[Start of section]
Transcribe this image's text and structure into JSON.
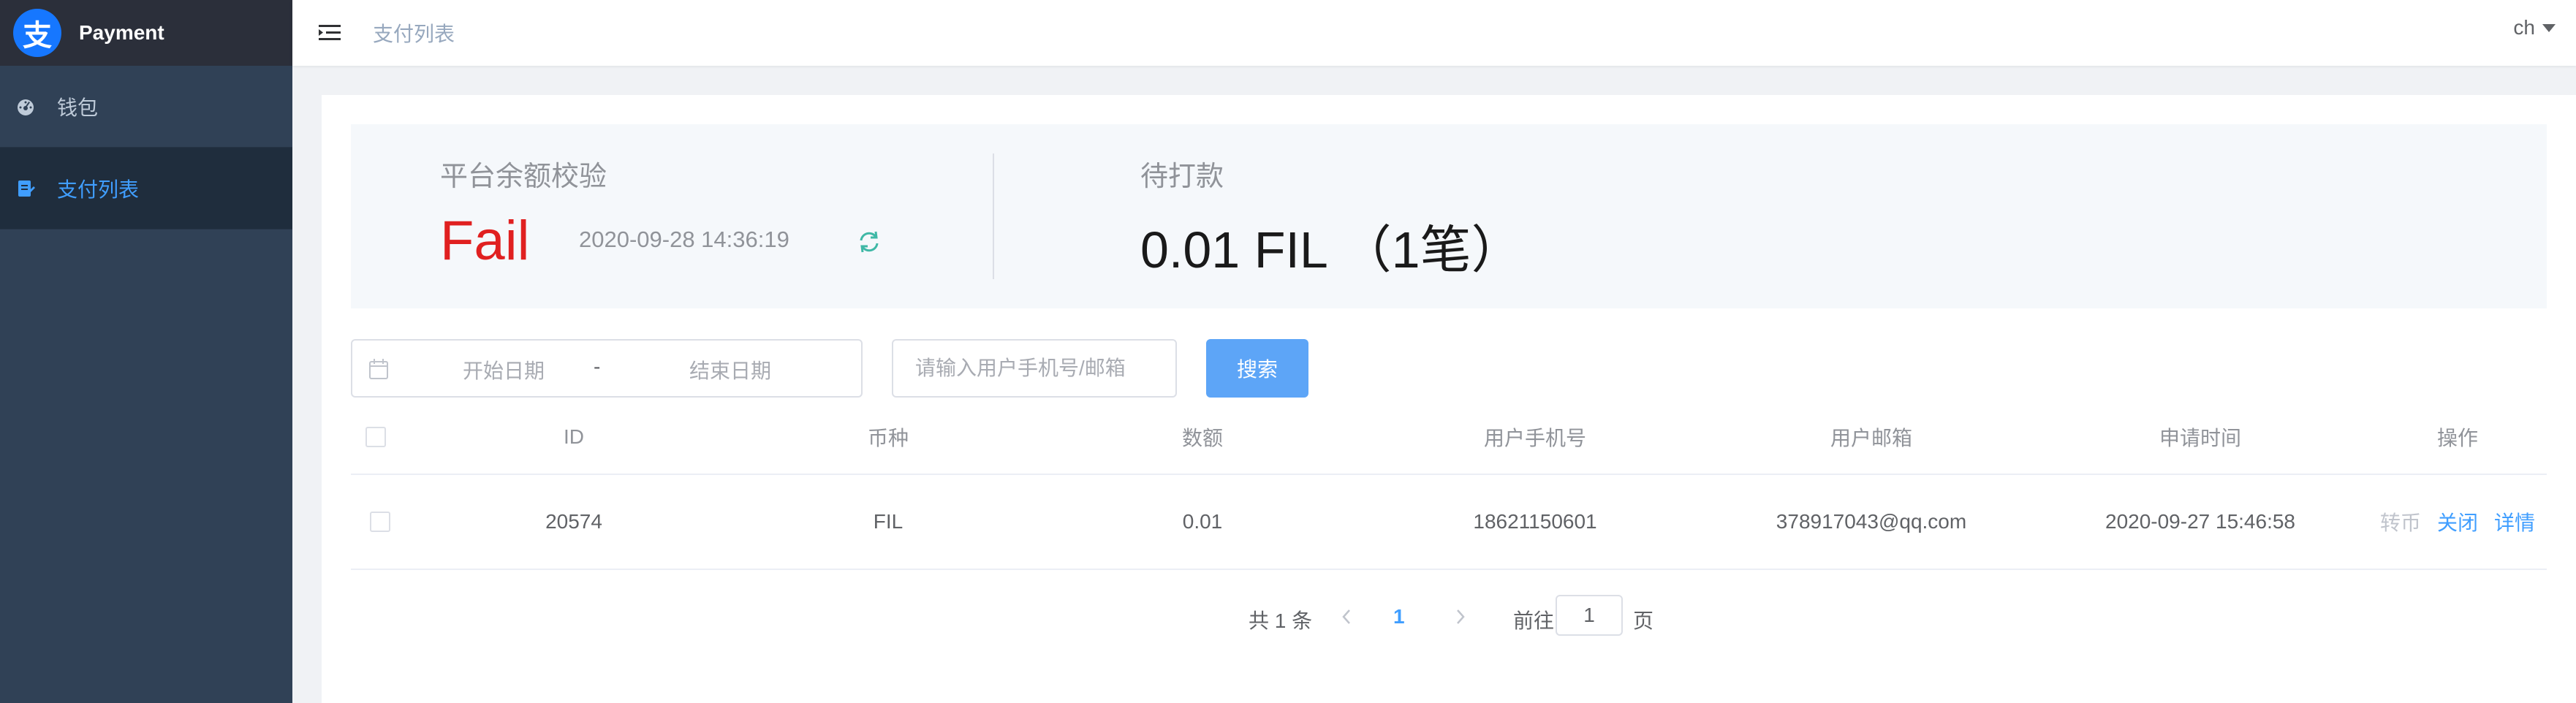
{
  "app": {
    "title": "Payment",
    "logo_glyph": "支",
    "accent": "#409eff"
  },
  "sidebar": {
    "items": [
      {
        "label": "钱包",
        "icon": "dashboard-icon",
        "active": false
      },
      {
        "label": "支付列表",
        "icon": "document-icon",
        "active": true
      }
    ]
  },
  "header": {
    "breadcrumb": "支付列表",
    "language": "ch"
  },
  "summary": {
    "balance_check_label": "平台余额校验",
    "status": "Fail",
    "status_color": "#e02020",
    "timestamp": "2020-09-28 14:36:19",
    "pending_label": "待打款",
    "pending_amount": "0.01 FIL （1笔）"
  },
  "filters": {
    "start_date_placeholder": "开始日期",
    "separator": "-",
    "end_date_placeholder": "结束日期",
    "search_placeholder": "请输入用户手机号/邮箱",
    "search_button": "搜索"
  },
  "table": {
    "columns": [
      "ID",
      "币种",
      "数额",
      "用户手机号",
      "用户邮箱",
      "申请时间",
      "操作"
    ],
    "rows": [
      {
        "id": "20574",
        "currency": "FIL",
        "amount": "0.01",
        "phone": "18621150601",
        "email": "378917043@qq.com",
        "time": "2020-09-27 15:46:58",
        "actions": [
          "转币",
          "关闭",
          "详情"
        ]
      }
    ]
  },
  "pagination": {
    "total": "共 1 条",
    "current_page": "1",
    "goto_label": "前往",
    "goto_value": "1",
    "page_suffix": "页"
  }
}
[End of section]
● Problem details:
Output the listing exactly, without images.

● Answer section:
Transcribe this image's text and structure into JSON.
{
  "app": {
    "title": "Payment",
    "logo_glyph": "支",
    "accent": "#409eff"
  },
  "sidebar": {
    "items": [
      {
        "label": "钱包",
        "icon": "dashboard-icon",
        "active": false
      },
      {
        "label": "支付列表",
        "icon": "document-icon",
        "active": true
      }
    ]
  },
  "header": {
    "breadcrumb": "支付列表",
    "language": "ch"
  },
  "summary": {
    "balance_check_label": "平台余额校验",
    "status": "Fail",
    "status_color": "#e02020",
    "timestamp": "2020-09-28 14:36:19",
    "pending_label": "待打款",
    "pending_amount": "0.01 FIL （1笔）"
  },
  "filters": {
    "start_date_placeholder": "开始日期",
    "separator": "-",
    "end_date_placeholder": "结束日期",
    "search_placeholder": "请输入用户手机号/邮箱",
    "search_button": "搜索"
  },
  "table": {
    "columns": [
      "ID",
      "币种",
      "数额",
      "用户手机号",
      "用户邮箱",
      "申请时间",
      "操作"
    ],
    "rows": [
      {
        "id": "20574",
        "currency": "FIL",
        "amount": "0.01",
        "phone": "18621150601",
        "email": "378917043@qq.com",
        "time": "2020-09-27 15:46:58",
        "actions": [
          "转币",
          "关闭",
          "详情"
        ]
      }
    ]
  },
  "pagination": {
    "total": "共 1 条",
    "current_page": "1",
    "goto_label": "前往",
    "goto_value": "1",
    "page_suffix": "页"
  }
}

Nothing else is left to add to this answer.